━━━━━ Dataset

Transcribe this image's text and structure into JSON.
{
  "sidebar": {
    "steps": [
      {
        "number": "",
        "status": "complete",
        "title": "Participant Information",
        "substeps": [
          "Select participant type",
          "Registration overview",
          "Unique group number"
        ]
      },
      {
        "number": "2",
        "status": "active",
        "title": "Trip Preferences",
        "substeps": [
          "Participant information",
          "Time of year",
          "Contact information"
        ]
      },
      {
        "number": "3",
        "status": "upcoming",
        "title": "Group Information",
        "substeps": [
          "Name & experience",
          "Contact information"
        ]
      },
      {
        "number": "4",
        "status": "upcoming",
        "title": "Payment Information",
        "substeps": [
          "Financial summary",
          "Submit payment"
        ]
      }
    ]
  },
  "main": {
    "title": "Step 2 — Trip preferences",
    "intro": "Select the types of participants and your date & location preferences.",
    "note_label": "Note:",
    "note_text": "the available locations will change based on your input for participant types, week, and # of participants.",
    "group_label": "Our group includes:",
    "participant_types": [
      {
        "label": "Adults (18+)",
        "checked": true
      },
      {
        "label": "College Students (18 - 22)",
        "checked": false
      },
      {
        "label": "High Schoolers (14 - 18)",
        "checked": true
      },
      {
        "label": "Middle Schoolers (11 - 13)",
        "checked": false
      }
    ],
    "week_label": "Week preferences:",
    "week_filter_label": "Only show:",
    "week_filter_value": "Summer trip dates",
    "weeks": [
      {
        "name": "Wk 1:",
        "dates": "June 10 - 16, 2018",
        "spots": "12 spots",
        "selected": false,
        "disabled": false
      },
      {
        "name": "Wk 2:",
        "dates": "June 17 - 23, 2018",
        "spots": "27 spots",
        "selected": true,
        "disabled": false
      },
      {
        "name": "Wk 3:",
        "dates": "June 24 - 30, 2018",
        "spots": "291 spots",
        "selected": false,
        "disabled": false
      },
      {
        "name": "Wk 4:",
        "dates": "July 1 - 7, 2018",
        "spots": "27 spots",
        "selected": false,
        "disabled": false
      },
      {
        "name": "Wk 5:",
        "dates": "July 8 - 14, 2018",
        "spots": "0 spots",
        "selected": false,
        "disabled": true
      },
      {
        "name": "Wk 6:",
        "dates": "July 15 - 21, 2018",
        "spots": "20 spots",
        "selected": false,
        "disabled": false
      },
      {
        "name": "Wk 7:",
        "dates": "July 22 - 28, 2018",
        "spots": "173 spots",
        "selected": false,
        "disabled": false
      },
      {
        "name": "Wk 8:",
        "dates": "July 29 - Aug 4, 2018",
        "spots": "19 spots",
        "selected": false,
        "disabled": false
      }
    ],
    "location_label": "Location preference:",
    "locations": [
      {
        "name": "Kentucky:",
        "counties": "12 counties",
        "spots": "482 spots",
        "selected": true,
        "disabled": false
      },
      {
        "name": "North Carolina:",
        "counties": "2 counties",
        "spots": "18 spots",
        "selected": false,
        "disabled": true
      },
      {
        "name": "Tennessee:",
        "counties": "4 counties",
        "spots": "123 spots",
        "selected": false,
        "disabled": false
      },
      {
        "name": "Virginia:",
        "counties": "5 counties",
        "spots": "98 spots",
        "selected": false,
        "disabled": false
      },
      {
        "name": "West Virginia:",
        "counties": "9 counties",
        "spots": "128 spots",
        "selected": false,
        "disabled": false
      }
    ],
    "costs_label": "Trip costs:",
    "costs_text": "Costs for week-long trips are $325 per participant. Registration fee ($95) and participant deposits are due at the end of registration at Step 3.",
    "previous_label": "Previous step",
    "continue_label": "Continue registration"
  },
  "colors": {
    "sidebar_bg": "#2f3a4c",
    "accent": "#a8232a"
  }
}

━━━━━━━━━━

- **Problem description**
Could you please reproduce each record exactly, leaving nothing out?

- **Solution for this exercise**
Transcribe this image's text and structure into JSON.
{
  "sidebar": {
    "steps": [
      {
        "number": "",
        "status": "complete",
        "title": "Participant Information",
        "substeps": [
          "Select participant type",
          "Registration overview",
          "Unique group number"
        ]
      },
      {
        "number": "2",
        "status": "active",
        "title": "Trip Preferences",
        "substeps": [
          "Participant information",
          "Time of year",
          "Contact information"
        ]
      },
      {
        "number": "3",
        "status": "upcoming",
        "title": "Group Information",
        "substeps": [
          "Name & experience",
          "Contact information"
        ]
      },
      {
        "number": "4",
        "status": "upcoming",
        "title": "Payment Information",
        "substeps": [
          "Financial summary",
          "Submit payment"
        ]
      }
    ]
  },
  "main": {
    "title": "Step 2 — Trip preferences",
    "intro": "Select the types of participants and your date & location preferences.",
    "note_label": "Note:",
    "note_text": "the available locations will change based on your input for participant types, week, and # of participants.",
    "group_label": "Our group includes:",
    "participant_types": [
      {
        "label": "Adults (18+)",
        "checked": true
      },
      {
        "label": "College Students (18 - 22)",
        "checked": false
      },
      {
        "label": "High Schoolers (14 - 18)",
        "checked": true
      },
      {
        "label": "Middle Schoolers (11 - 13)",
        "checked": false
      }
    ],
    "week_label": "Week preferences:",
    "week_filter_label": "Only show:",
    "week_filter_value": "Summer trip dates",
    "weeks": [
      {
        "name": "Wk 1:",
        "dates": "June 10 - 16, 2018",
        "spots": "12 spots",
        "selected": false,
        "disabled": false
      },
      {
        "name": "Wk 2:",
        "dates": "June 17 - 23, 2018",
        "spots": "27 spots",
        "selected": true,
        "disabled": false
      },
      {
        "name": "Wk 3:",
        "dates": "June 24 - 30, 2018",
        "spots": "291 spots",
        "selected": false,
        "disabled": false
      },
      {
        "name": "Wk 4:",
        "dates": "July 1 - 7, 2018",
        "spots": "27 spots",
        "selected": false,
        "disabled": false
      },
      {
        "name": "Wk 5:",
        "dates": "July 8 - 14, 2018",
        "spots": "0 spots",
        "selected": false,
        "disabled": true
      },
      {
        "name": "Wk 6:",
        "dates": "July 15 - 21, 2018",
        "spots": "20 spots",
        "selected": false,
        "disabled": false
      },
      {
        "name": "Wk 7:",
        "dates": "July 22 - 28, 2018",
        "spots": "173 spots",
        "selected": false,
        "disabled": false
      },
      {
        "name": "Wk 8:",
        "dates": "July 29 - Aug 4, 2018",
        "spots": "19 spots",
        "selected": false,
        "disabled": false
      }
    ],
    "location_label": "Location preference:",
    "locations": [
      {
        "name": "Kentucky:",
        "counties": "12 counties",
        "spots": "482 spots",
        "selected": true,
        "disabled": false
      },
      {
        "name": "North Carolina:",
        "counties": "2 counties",
        "spots": "18 spots",
        "selected": false,
        "disabled": true
      },
      {
        "name": "Tennessee:",
        "counties": "4 counties",
        "spots": "123 spots",
        "selected": false,
        "disabled": false
      },
      {
        "name": "Virginia:",
        "counties": "5 counties",
        "spots": "98 spots",
        "selected": false,
        "disabled": false
      },
      {
        "name": "West Virginia:",
        "counties": "9 counties",
        "spots": "128 spots",
        "selected": false,
        "disabled": false
      }
    ],
    "costs_label": "Trip costs:",
    "costs_text": "Costs for week-long trips are $325 per participant. Registration fee ($95) and participant deposits are due at the end of registration at Step 3.",
    "previous_label": "Previous step",
    "continue_label": "Continue registration"
  },
  "colors": {
    "sidebar_bg": "#2f3a4c",
    "accent": "#a8232a"
  }
}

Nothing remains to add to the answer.